(Stored items from a collection)
########

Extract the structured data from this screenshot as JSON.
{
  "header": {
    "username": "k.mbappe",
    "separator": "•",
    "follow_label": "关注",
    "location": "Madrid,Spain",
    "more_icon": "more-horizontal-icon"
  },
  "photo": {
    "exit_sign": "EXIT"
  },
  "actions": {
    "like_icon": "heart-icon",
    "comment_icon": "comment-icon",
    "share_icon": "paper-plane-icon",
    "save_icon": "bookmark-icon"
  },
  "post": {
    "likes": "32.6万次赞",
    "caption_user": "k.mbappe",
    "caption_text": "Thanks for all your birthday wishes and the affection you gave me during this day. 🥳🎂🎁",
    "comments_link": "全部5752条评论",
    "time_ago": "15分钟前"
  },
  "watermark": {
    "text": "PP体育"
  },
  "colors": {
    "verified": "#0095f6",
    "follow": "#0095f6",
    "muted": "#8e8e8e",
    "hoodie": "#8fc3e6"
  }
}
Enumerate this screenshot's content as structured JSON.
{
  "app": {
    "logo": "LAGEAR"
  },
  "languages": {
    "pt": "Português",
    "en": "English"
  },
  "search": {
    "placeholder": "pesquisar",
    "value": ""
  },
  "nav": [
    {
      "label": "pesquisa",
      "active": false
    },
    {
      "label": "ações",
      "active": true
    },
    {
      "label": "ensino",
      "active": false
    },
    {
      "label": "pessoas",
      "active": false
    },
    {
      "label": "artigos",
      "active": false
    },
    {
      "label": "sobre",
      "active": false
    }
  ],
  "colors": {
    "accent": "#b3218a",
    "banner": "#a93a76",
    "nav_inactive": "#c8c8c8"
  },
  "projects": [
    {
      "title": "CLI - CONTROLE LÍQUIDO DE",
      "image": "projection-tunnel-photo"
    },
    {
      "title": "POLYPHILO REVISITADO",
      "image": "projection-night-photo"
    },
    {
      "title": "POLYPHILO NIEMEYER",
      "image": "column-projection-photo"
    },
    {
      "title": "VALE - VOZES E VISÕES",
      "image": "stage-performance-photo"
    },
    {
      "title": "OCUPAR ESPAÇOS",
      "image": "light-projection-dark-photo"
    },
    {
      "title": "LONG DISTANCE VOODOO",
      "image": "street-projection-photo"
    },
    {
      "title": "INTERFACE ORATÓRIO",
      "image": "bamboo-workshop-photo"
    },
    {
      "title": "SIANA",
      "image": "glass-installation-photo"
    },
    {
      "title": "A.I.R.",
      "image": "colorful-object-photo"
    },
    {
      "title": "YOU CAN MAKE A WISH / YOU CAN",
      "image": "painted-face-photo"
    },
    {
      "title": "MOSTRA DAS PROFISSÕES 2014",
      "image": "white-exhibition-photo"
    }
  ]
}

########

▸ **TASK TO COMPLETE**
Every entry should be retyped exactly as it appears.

▸ **EXERCISE ANSWER**
Extract the structured data from this screenshot as JSON.
{
  "header": {
    "username": "k.mbappe",
    "separator": "•",
    "follow_label": "关注",
    "location": "Madrid,Spain",
    "more_icon": "more-horizontal-icon"
  },
  "photo": {
    "exit_sign": "EXIT"
  },
  "actions": {
    "like_icon": "heart-icon",
    "comment_icon": "comment-icon",
    "share_icon": "paper-plane-icon",
    "save_icon": "bookmark-icon"
  },
  "post": {
    "likes": "32.6万次赞",
    "caption_user": "k.mbappe",
    "caption_text": "Thanks for all your birthday wishes and the affection you gave me during this day. 🥳🎂🎁",
    "comments_link": "全部5752条评论",
    "time_ago": "15分钟前"
  },
  "watermark": {
    "text": "PP体育"
  },
  "colors": {
    "verified": "#0095f6",
    "follow": "#0095f6",
    "muted": "#8e8e8e",
    "hoodie": "#8fc3e6"
  }
}
Enumerate this screenshot's content as structured JSON.
{
  "app": {
    "logo": "LAGEAR"
  },
  "languages": {
    "pt": "Português",
    "en": "English"
  },
  "search": {
    "placeholder": "pesquisar",
    "value": ""
  },
  "nav": [
    {
      "label": "pesquisa",
      "active": false
    },
    {
      "label": "ações",
      "active": true
    },
    {
      "label": "ensino",
      "active": false
    },
    {
      "label": "pessoas",
      "active": false
    },
    {
      "label": "artigos",
      "active": false
    },
    {
      "label": "sobre",
      "active": false
    }
  ],
  "colors": {
    "accent": "#b3218a",
    "banner": "#a93a76",
    "nav_inactive": "#c8c8c8"
  },
  "projects": [
    {
      "title": "CLI - CONTROLE LÍQUIDO DE",
      "image": "projection-tunnel-photo"
    },
    {
      "title": "POLYPHILO REVISITADO",
      "image": "projection-night-photo"
    },
    {
      "title": "POLYPHILO NIEMEYER",
      "image": "column-projection-photo"
    },
    {
      "title": "VALE - VOZES E VISÕES",
      "image": "stage-performance-photo"
    },
    {
      "title": "OCUPAR ESPAÇOS",
      "image": "light-projection-dark-photo"
    },
    {
      "title": "LONG DISTANCE VOODOO",
      "image": "street-projection-photo"
    },
    {
      "title": "INTERFACE ORATÓRIO",
      "image": "bamboo-workshop-photo"
    },
    {
      "title": "SIANA",
      "image": "glass-installation-photo"
    },
    {
      "title": "A.I.R.",
      "image": "colorful-object-photo"
    },
    {
      "title": "YOU CAN MAKE A WISH / YOU CAN",
      "image": "painted-face-photo"
    },
    {
      "title": "MOSTRA DAS PROFISSÕES 2014",
      "image": "white-exhibition-photo"
    }
  ]
}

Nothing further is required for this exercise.